Throughout emergency situations, the teacher or an assigned "buddy" should (a) indicate the nature of the situation, and (b) responsibly and quickly move students to safety. Practices of potential emergency responses are essential (Waldron, 2006).
Many alarm systems are based solely on a person’s ability to hear the signals as they are activated. A child who is deaf or hard of hearing may have difficulty hearing the alarm sounding throughout the classroom and school.
It is important for the teacher to set up a system for the student to understand what is going on. This could include writing on the board in capital letters “FIRE DRILL,” posting a neon sign on the board or the student’s desk, or using a picture cue to tell the child that there is an alarm sounding. The best way to accommodate the student would be to have a flashing fire alarm (or other alarm system) installed within the room (Keller, 2004). This way, a child who cannot hear the alarm sounding would independently understand what is going on within the room. In many areas, laws require flashing lights to be part of an emergency indicator structure.
Chapter 1: The Spirit of Inclusion
Chapter 3: Technological and Medical Interventions
Chapter 4: Teaching Strategies and Accommodations
Chapter 5: Activities
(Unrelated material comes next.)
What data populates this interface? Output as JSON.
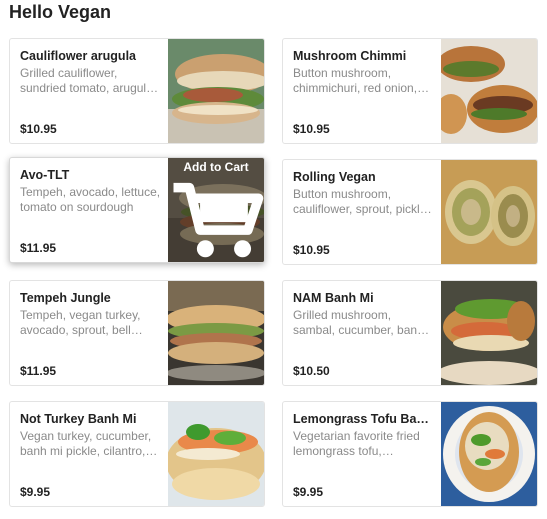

Chapter 6: Social Skills
Chapter 7: Counseling Students with Hearing Impairment
Chapter 8: Working with Families